Association of Obesity With In-Hospital Mortality of Cardiogenic Shock Complicating Acute Myocardial Infarction.
Am J Cardiol. 2017 Mar 01;:
Authors: Chatterjee K, Gupta T, Goyal A, Kolte D, Khera S, Shanbhag A, Patel K, Villablanca P, Agarwal N, Aronow WS, Menegus MA, Fonarow GC, Bhatt DL, Garcia MJ, Meena NK

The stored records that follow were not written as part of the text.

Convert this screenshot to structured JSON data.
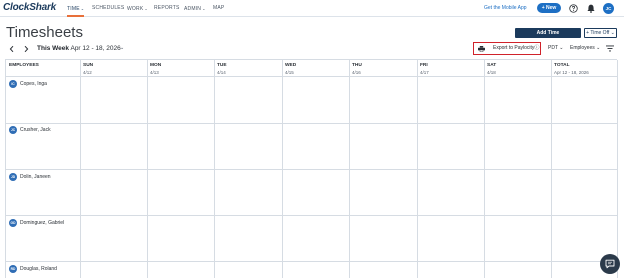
{
  "app": {
    "logo": "ClockShark"
  },
  "nav": {
    "items": [
      {
        "label": "TIME",
        "caret": "⌄",
        "active": true
      },
      {
        "label": "SCHEDULES",
        "caret": "",
        "active": false
      },
      {
        "label": "WORK",
        "caret": "⌄",
        "active": false
      },
      {
        "label": "REPORTS",
        "caret": "",
        "active": false
      },
      {
        "label": "ADMIN",
        "caret": "⌄",
        "active": false
      },
      {
        "label": "MAP",
        "caret": "",
        "active": false
      }
    ],
    "mobile_link": "Get the Mobile App",
    "new_button": "+ New",
    "user_initials": "JC"
  },
  "header": {
    "title": "Timesheets",
    "add_time": "Add Time",
    "time_off": "+ Time Off ⌄"
  },
  "week": {
    "range_bold": "This Week",
    "range": "Apr 12 - 18, 2026",
    "dropdown": "⌄",
    "export_label": "Export to Paylocity",
    "export_info": "ⓘ",
    "timezone": "PDT ⌄",
    "employees_filter": "Employees ⌄"
  },
  "table": {
    "columns": [
      {
        "label": "EMPLOYEES",
        "date": ""
      },
      {
        "label": "SUN",
        "date": "4/12"
      },
      {
        "label": "MON",
        "date": "4/13"
      },
      {
        "label": "TUE",
        "date": "4/14"
      },
      {
        "label": "WED",
        "date": "4/15"
      },
      {
        "label": "THU",
        "date": "4/16"
      },
      {
        "label": "FRI",
        "date": "4/17"
      },
      {
        "label": "SAT",
        "date": "4/18"
      },
      {
        "label": "TOTAL",
        "date": "Apr 12 - 18, 2026"
      }
    ],
    "employees": [
      {
        "initials": "IC",
        "name": "Copes, Inga"
      },
      {
        "initials": "JC",
        "name": "Crusher, Jack"
      },
      {
        "initials": "JD",
        "name": "Dolin, Janeen"
      },
      {
        "initials": "GD",
        "name": "Dominguez, Gabriel"
      },
      {
        "initials": "RD",
        "name": "Douglas, Roland"
      }
    ]
  },
  "colors": {
    "brand_navy": "#1b3a5c",
    "accent_blue": "#1d6fc4",
    "active_underline": "#e8703a",
    "highlight_red": "#d0222a"
  }
}
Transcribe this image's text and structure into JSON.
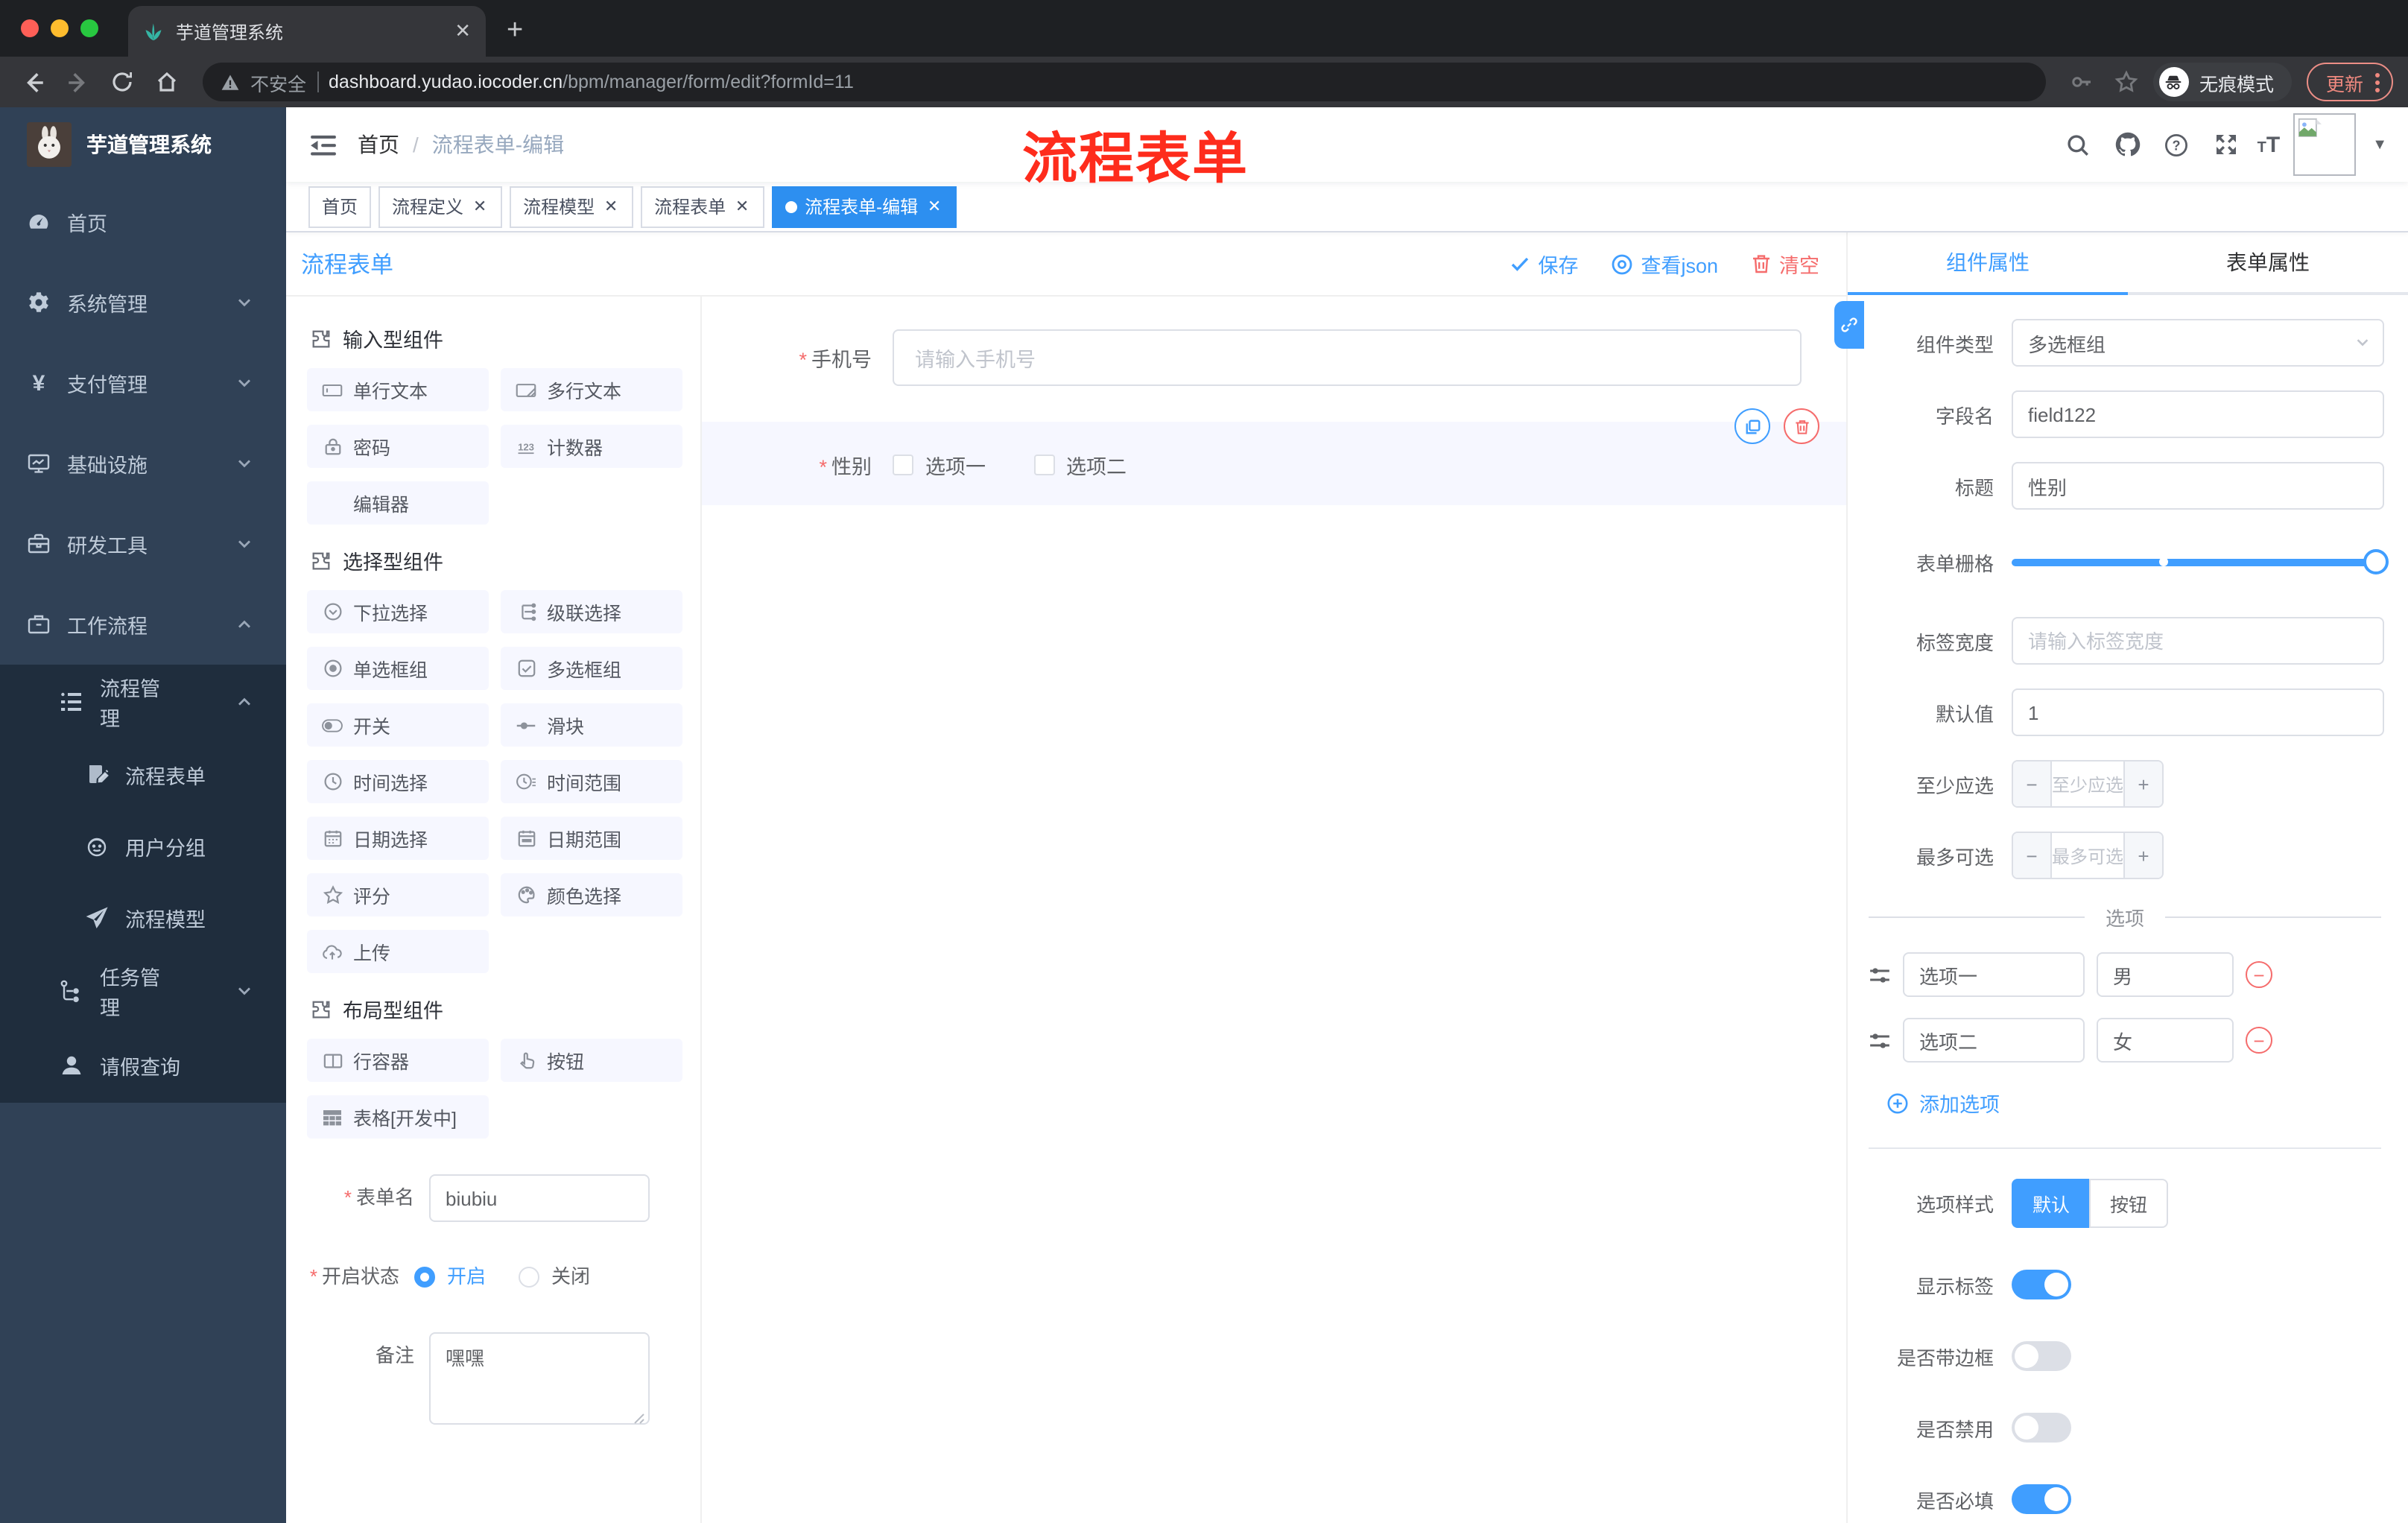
{
  "colors": {
    "accent": "#409eff",
    "danger": "#f56c6c",
    "tag_active": "#2d8ff0",
    "sidebar_bg": "#304156",
    "submenu_bg": "#1f2d3d",
    "chip_bg": "#f6f7ff"
  },
  "browser": {
    "tab_title": "芋道管理系统",
    "security_label": "不安全",
    "url_host": "dashboard.yudao.iocoder.cn",
    "url_path": "/bpm/manager/form/edit?formId=11",
    "incognito_label": "无痕模式",
    "update_label": "更新"
  },
  "annotation": {
    "text": "流程表单"
  },
  "sidebar": {
    "logo_title": "芋道管理系统",
    "items": [
      {
        "key": "home",
        "icon": "dashboard",
        "label": "首页",
        "arrow": ""
      },
      {
        "key": "system",
        "icon": "gear",
        "label": "系统管理",
        "arrow": "down"
      },
      {
        "key": "payment",
        "icon": "yen",
        "label": "支付管理",
        "arrow": "down"
      },
      {
        "key": "infra",
        "icon": "monitor",
        "label": "基础设施",
        "arrow": "down"
      },
      {
        "key": "devtools",
        "icon": "toolbox",
        "label": "研发工具",
        "arrow": "down"
      },
      {
        "key": "workflow",
        "icon": "briefcase",
        "label": "工作流程",
        "arrow": "up"
      }
    ],
    "submenu": [
      {
        "key": "process-mgmt",
        "icon": "listtree",
        "label": "流程管理",
        "arrow": "up",
        "level": 1
      },
      {
        "key": "process-form",
        "icon": "docedit",
        "label": "流程表单",
        "arrow": "",
        "level": 2
      },
      {
        "key": "user-group",
        "icon": "face",
        "label": "用户分组",
        "arrow": "",
        "level": 2
      },
      {
        "key": "process-model",
        "icon": "send",
        "label": "流程模型",
        "arrow": "",
        "level": 2
      },
      {
        "key": "task-mgmt",
        "icon": "tree",
        "label": "任务管理",
        "arrow": "down",
        "level": 1
      },
      {
        "key": "leave-query",
        "icon": "person",
        "label": "请假查询",
        "arrow": "",
        "level": 1
      }
    ]
  },
  "navbar": {
    "breadcrumb_home": "首页",
    "breadcrumb_sep": "/",
    "breadcrumb_current": "流程表单-编辑"
  },
  "tags": [
    {
      "key": "home",
      "label": "首页",
      "closable": false,
      "active": false
    },
    {
      "key": "process-def",
      "label": "流程定义",
      "closable": true,
      "active": false
    },
    {
      "key": "process-model",
      "label": "流程模型",
      "closable": true,
      "active": false
    },
    {
      "key": "process-form",
      "label": "流程表单",
      "closable": true,
      "active": false
    },
    {
      "key": "process-form-edit",
      "label": "流程表单-编辑",
      "closable": true,
      "active": true
    }
  ],
  "editor": {
    "title": "流程表单",
    "actions": {
      "save": "保存",
      "view_json": "查看json",
      "clear": "清空"
    },
    "palette": {
      "sections": [
        {
          "title": "输入型组件",
          "items": [
            {
              "icon": "input",
              "label": "单行文本"
            },
            {
              "icon": "textarea",
              "label": "多行文本"
            },
            {
              "icon": "lock",
              "label": "密码"
            },
            {
              "icon": "counter",
              "label": "计数器"
            },
            {
              "icon": "none",
              "label": "编辑器"
            }
          ]
        },
        {
          "title": "选择型组件",
          "items": [
            {
              "icon": "select",
              "label": "下拉选择"
            },
            {
              "icon": "cascader",
              "label": "级联选择"
            },
            {
              "icon": "radio",
              "label": "单选框组"
            },
            {
              "icon": "checkbox",
              "label": "多选框组"
            },
            {
              "icon": "switch",
              "label": "开关"
            },
            {
              "icon": "slideri",
              "label": "滑块"
            },
            {
              "icon": "time",
              "label": "时间选择"
            },
            {
              "icon": "timerange",
              "label": "时间范围"
            },
            {
              "icon": "date",
              "label": "日期选择"
            },
            {
              "icon": "daterange",
              "label": "日期范围"
            },
            {
              "icon": "star",
              "label": "评分"
            },
            {
              "icon": "palettei",
              "label": "颜色选择"
            },
            {
              "icon": "upload",
              "label": "上传"
            }
          ]
        },
        {
          "title": "布局型组件",
          "items": [
            {
              "icon": "rowc",
              "label": "行容器"
            },
            {
              "icon": "hand",
              "label": "按钮"
            },
            {
              "icon": "tablei",
              "label": "表格[开发中]"
            }
          ]
        }
      ]
    },
    "meta": {
      "name_label": "表单名",
      "name_value": "biubiu",
      "status_label": "开启状态",
      "status_on": "开启",
      "status_off": "关闭",
      "remark_label": "备注",
      "remark_value": "嘿嘿"
    },
    "canvas": {
      "phone": {
        "label": "手机号",
        "placeholder": "请输入手机号"
      },
      "gender": {
        "label": "性别",
        "options": [
          "选项一",
          "选项二"
        ]
      }
    }
  },
  "props": {
    "tabs": {
      "component": "组件属性",
      "form": "表单属性"
    },
    "rows": {
      "type_label": "组件类型",
      "type_value": "多选框组",
      "field_label": "字段名",
      "field_value": "field122",
      "title_label": "标题",
      "title_value": "性别",
      "grid_label": "表单栅格",
      "labelw_label": "标签宽度",
      "labelw_placeholder": "请输入标签宽度",
      "default_label": "默认值",
      "default_value": "1",
      "min_label": "至少应选",
      "min_placeholder": "至少应选",
      "max_label": "最多可选",
      "max_placeholder": "最多可选"
    },
    "options_title": "选项",
    "options": [
      {
        "label": "选项一",
        "value": "男"
      },
      {
        "label": "选项二",
        "value": "女"
      }
    ],
    "add_option_label": "添加选项",
    "style_label": "选项样式",
    "style_choices": [
      {
        "label": "默认",
        "on": true
      },
      {
        "label": "按钮",
        "on": false
      }
    ],
    "switches": [
      {
        "key": "show-label",
        "label": "显示标签",
        "on": true
      },
      {
        "key": "bordered",
        "label": "是否带边框",
        "on": false
      },
      {
        "key": "disabled",
        "label": "是否禁用",
        "on": false
      },
      {
        "key": "required",
        "label": "是否必填",
        "on": true
      }
    ]
  }
}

Several previous studies have shown obesity to be counterintuitively associated with more favorable mortality in patients with acute myocardial infarction (AMI); however, the association of obesity with in-hospital mortality of cardiogenic shock complicating AMI has not been previously examined. We queried the 2004 to 2013 National Inpatient Sample databases to identify all patients ≥18 years hospitalized with the principal diagnosis of AMI. Multivariable regression models adjusting for demographics, hospital characteristics, and co-morbidities were used to examine differences in incidence and in-hospital mortality of cardiogenic shock complicating AMI between obese and nonobese patients. Of 6,097,817 patients with AMI, 290,894 (4.8%) had cardiogenic shock. There was no difference in risk-adjusted incidence of cardiogenic shock between obese and nonobese patients (adjusted odds ratio 1.00, 95% CI 0.98 to 1.01; p = 0.46). Of the patients with cardiogenic shock complicating AMI, 8.9% had a documented diagnosis of obesity. Obese patients were on average 6 years younger and had higher prevalence of most cardiovascular co-morbidities. Obese patients were more likely to receive revascularization (73.0% vs 63.4%, p <0.001) and had lower risk-adjusted in-hospital mortality compared with nonobese patients (28.2% vs 36.5%; adjusted odds ratio 0.89, 95% CI 0.86 to 0.92; p <0.001). Similar findings were seen in subgroups of patients with cardiogenic shock complicating ST elevation or non-ST elevation MI. In conclusion, this large retrospective analysis of a nationwide cohort of patients with cardiogenic shock complicating AMI demonstrated that obese patients were younger, more likely to receive revascularization, and had modestly lower risk-adjusted in-hospital mortality compared with nonobese patients.
PMID: 28363355 [PubMed - as supplied by publisher]